● Exercise inputs

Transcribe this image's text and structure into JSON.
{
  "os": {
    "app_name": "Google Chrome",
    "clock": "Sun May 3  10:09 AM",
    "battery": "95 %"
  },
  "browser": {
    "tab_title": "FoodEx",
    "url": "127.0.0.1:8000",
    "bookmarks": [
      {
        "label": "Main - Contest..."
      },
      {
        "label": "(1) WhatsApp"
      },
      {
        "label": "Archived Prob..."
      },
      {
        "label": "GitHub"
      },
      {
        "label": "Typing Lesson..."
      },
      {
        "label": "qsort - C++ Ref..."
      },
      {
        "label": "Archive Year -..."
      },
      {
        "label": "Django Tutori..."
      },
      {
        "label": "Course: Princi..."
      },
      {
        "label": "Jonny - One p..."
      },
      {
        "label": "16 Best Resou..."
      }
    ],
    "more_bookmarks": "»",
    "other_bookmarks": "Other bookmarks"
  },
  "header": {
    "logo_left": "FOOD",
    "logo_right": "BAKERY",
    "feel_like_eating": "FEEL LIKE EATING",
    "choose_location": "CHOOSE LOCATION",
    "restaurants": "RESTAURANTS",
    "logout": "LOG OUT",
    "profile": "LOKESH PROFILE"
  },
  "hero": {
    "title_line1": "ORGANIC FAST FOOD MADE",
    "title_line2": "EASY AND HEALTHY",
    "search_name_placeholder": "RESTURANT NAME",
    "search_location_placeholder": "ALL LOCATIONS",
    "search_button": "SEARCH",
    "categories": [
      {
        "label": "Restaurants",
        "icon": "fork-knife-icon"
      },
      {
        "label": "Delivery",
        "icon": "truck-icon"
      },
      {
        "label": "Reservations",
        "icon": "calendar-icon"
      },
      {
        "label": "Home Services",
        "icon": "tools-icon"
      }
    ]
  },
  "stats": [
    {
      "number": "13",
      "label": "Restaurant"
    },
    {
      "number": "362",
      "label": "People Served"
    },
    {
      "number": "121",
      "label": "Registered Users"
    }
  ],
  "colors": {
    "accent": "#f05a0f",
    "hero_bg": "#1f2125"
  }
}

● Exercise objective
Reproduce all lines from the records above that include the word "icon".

● Your response
        "icon": "fork-knife-icon"
        "icon": "truck-icon"
        "icon": "calendar-icon"
        "icon": "tools-icon"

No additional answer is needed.